• THE INPUT:

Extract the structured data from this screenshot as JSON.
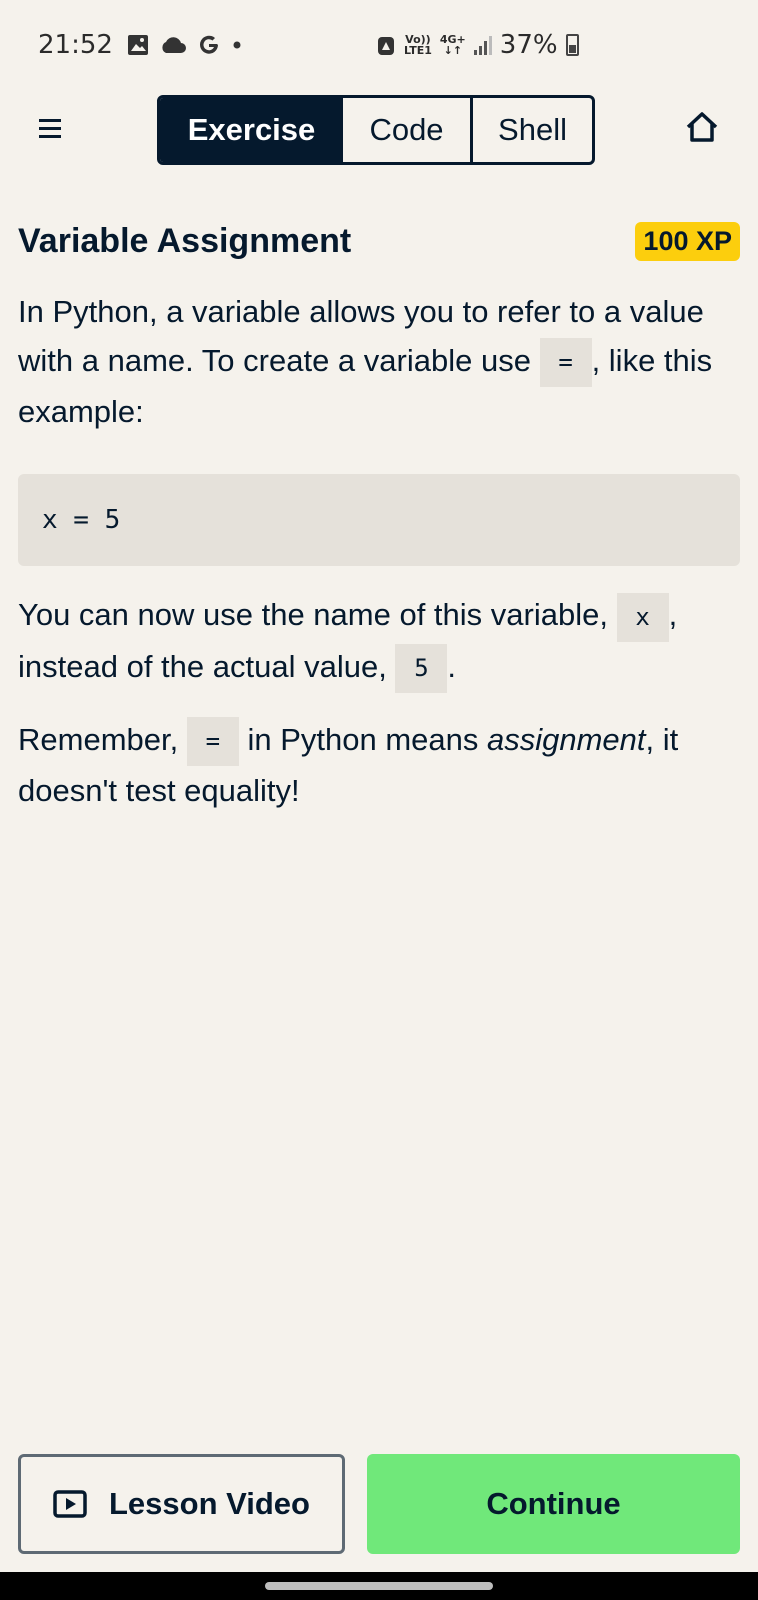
{
  "status_bar": {
    "time": "21:52",
    "volte": "Vo))",
    "lte": "LTE1",
    "network": "4G+",
    "battery_percent": "37%"
  },
  "nav": {
    "tabs": [
      "Exercise",
      "Code",
      "Shell"
    ],
    "active_tab": "Exercise"
  },
  "exercise": {
    "title": "Variable Assignment",
    "xp": "100 XP",
    "intro_part1": "In Python, a variable allows you to refer to a value with a name. To create a variable use ",
    "intro_code": "=",
    "intro_part2": ", like this example:",
    "code_block": "x = 5",
    "p2_part1": "You can now use the name of this variable, ",
    "p2_code1": "x",
    "p2_part2": ", instead of the actual value, ",
    "p2_code2": "5",
    "p2_part3": ".",
    "p3_part1": "Remember, ",
    "p3_code": "=",
    "p3_part2": " in Python means ",
    "p3_em": "assignment",
    "p3_part3": ", it doesn't test equality!"
  },
  "buttons": {
    "lesson_video": "Lesson Video",
    "continue": "Continue"
  },
  "colors": {
    "background": "#f5f2ec",
    "navy": "#05192d",
    "xp_badge": "#fcce0d",
    "continue": "#70e87a",
    "code_bg": "#e5e1da"
  },
  "icons": {
    "menu": "hamburger-icon",
    "home": "home-icon",
    "video": "play-video-icon"
  }
}
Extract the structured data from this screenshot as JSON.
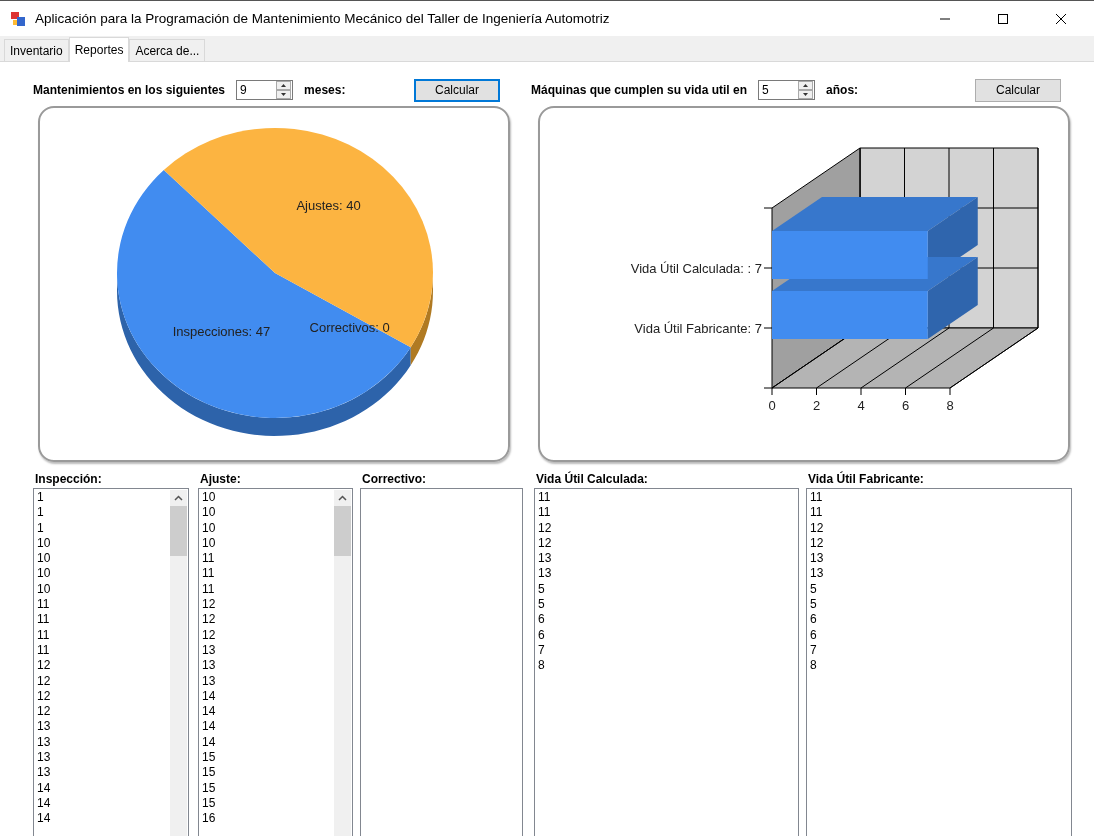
{
  "window": {
    "title": "Aplicación para la Programación de Mantenimiento Mecánico del Taller de Ingeniería Automotriz"
  },
  "tabs": [
    {
      "label": "Inventario",
      "selected": false
    },
    {
      "label": "Reportes",
      "selected": true
    },
    {
      "label": "Acerca de...",
      "selected": false
    }
  ],
  "maintenance": {
    "label": "Mantenimientos en los siguientes",
    "value": "9",
    "unit_label": "meses:",
    "button": {
      "label": "Calcular",
      "focused": true
    },
    "chart_data": {
      "type": "pie",
      "categories": [
        "Inspecciones: 47",
        "Ajustes: 40",
        "Correctivos: 0"
      ],
      "values": [
        47,
        40,
        0
      ]
    }
  },
  "lifespan": {
    "label": "Máquinas que cumplen su vida util en",
    "value": "5",
    "unit_label": "años:",
    "button": {
      "label": "Calcular",
      "focused": false
    },
    "chart_data": {
      "type": "bar",
      "orientation": "horizontal",
      "grid": true,
      "categories": [
        "Vida Útil Calculada: : 7",
        "Vida Útil Fabricante: 7"
      ],
      "series": [
        {
          "color": "#418cf0",
          "values": [
            7,
            7
          ]
        }
      ],
      "xlim": [
        0,
        8
      ],
      "xticks": [
        0,
        2,
        4,
        6,
        8
      ]
    }
  },
  "lists": [
    {
      "label": "Inspección:",
      "scrollable": true,
      "items": [
        "1",
        "1",
        "1",
        "10",
        "10",
        "10",
        "10",
        "11",
        "11",
        "11",
        "11",
        "12",
        "12",
        "12",
        "12",
        "13",
        "13",
        "13",
        "13",
        "14",
        "14",
        "14"
      ]
    },
    {
      "label": "Ajuste:",
      "scrollable": true,
      "items": [
        "10",
        "10",
        "10",
        "10",
        "11",
        "11",
        "11",
        "12",
        "12",
        "12",
        "13",
        "13",
        "13",
        "14",
        "14",
        "14",
        "14",
        "15",
        "15",
        "15",
        "15",
        "16"
      ]
    },
    {
      "label": "Correctivo:",
      "scrollable": false
    },
    {
      "label": "Vida Útil Calculada:",
      "scrollable": false,
      "items": [
        "11",
        "11",
        "12",
        "12",
        "13",
        "13",
        "5",
        "5",
        "6",
        "6",
        "7",
        "8"
      ]
    },
    {
      "label": "Vida Útil Fabricante:",
      "scrollable": false,
      "items": [
        "11",
        "11",
        "12",
        "12",
        "13",
        "13",
        "5",
        "5",
        "6",
        "6",
        "7",
        "8"
      ]
    }
  ]
}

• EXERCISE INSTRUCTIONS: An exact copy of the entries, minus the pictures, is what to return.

• OUTPUT BELOW:
Extract the structured data from this screenshot as JSON.
{
  "status_bar": {
    "time": "21:52",
    "volte": "Vo))",
    "lte": "LTE1",
    "network": "4G+",
    "battery_percent": "37%"
  },
  "nav": {
    "tabs": [
      "Exercise",
      "Code",
      "Shell"
    ],
    "active_tab": "Exercise"
  },
  "exercise": {
    "title": "Variable Assignment",
    "xp": "100 XP",
    "intro_part1": "In Python, a variable allows you to refer to a value with a name. To create a variable use ",
    "intro_code": "=",
    "intro_part2": ", like this example:",
    "code_block": "x = 5",
    "p2_part1": "You can now use the name of this variable, ",
    "p2_code1": "x",
    "p2_part2": ", instead of the actual value, ",
    "p2_code2": "5",
    "p2_part3": ".",
    "p3_part1": "Remember, ",
    "p3_code": "=",
    "p3_part2": " in Python means ",
    "p3_em": "assignment",
    "p3_part3": ", it doesn't test equality!"
  },
  "buttons": {
    "lesson_video": "Lesson Video",
    "continue": "Continue"
  },
  "colors": {
    "background": "#f5f2ec",
    "navy": "#05192d",
    "xp_badge": "#fcce0d",
    "continue": "#70e87a",
    "code_bg": "#e5e1da"
  },
  "icons": {
    "menu": "hamburger-icon",
    "home": "home-icon",
    "video": "play-video-icon"
  }
}
Extract the structured data from this screenshot as JSON.
{
  "window": {
    "title": "Aplicación para la Programación de Mantenimiento Mecánico del Taller de Ingeniería Automotriz"
  },
  "tabs": [
    {
      "label": "Inventario",
      "selected": false
    },
    {
      "label": "Reportes",
      "selected": true
    },
    {
      "label": "Acerca de...",
      "selected": false
    }
  ],
  "maintenance": {
    "label": "Mantenimientos en los siguientes",
    "value": "9",
    "unit_label": "meses:",
    "button": {
      "label": "Calcular",
      "focused": true
    },
    "chart_data": {
      "type": "pie",
      "categories": [
        "Inspecciones: 47",
        "Ajustes: 40",
        "Correctivos: 0"
      ],
      "values": [
        47,
        40,
        0
      ]
    }
  },
  "lifespan": {
    "label": "Máquinas que cumplen su vida util en",
    "value": "5",
    "unit_label": "años:",
    "button": {
      "label": "Calcular",
      "focused": false
    },
    "chart_data": {
      "type": "bar",
      "orientation": "horizontal",
      "grid": true,
      "categories": [
        "Vida Útil Calculada: : 7",
        "Vida Útil Fabricante: 7"
      ],
      "series": [
        {
          "color": "#418cf0",
          "values": [
            7,
            7
          ]
        }
      ],
      "xlim": [
        0,
        8
      ],
      "xticks": [
        0,
        2,
        4,
        6,
        8
      ]
    }
  },
  "lists": [
    {
      "label": "Inspección:",
      "scrollable": true,
      "items": [
        "1",
        "1",
        "1",
        "10",
        "10",
        "10",
        "10",
        "11",
        "11",
        "11",
        "11",
        "12",
        "12",
        "12",
        "12",
        "13",
        "13",
        "13",
        "13",
        "14",
        "14",
        "14"
      ]
    },
    {
      "label": "Ajuste:",
      "scrollable": true,
      "items": [
        "10",
        "10",
        "10",
        "10",
        "11",
        "11",
        "11",
        "12",
        "12",
        "12",
        "13",
        "13",
        "13",
        "14",
        "14",
        "14",
        "14",
        "15",
        "15",
        "15",
        "15",
        "16"
      ]
    },
    {
      "label": "Correctivo:",
      "scrollable": false
    },
    {
      "label": "Vida Útil Calculada:",
      "scrollable": false,
      "items": [
        "11",
        "11",
        "12",
        "12",
        "13",
        "13",
        "5",
        "5",
        "6",
        "6",
        "7",
        "8"
      ]
    },
    {
      "label": "Vida Útil Fabricante:",
      "scrollable": false,
      "items": [
        "11",
        "11",
        "12",
        "12",
        "13",
        "13",
        "5",
        "5",
        "6",
        "6",
        "7",
        "8"
      ]
    }
  ]
}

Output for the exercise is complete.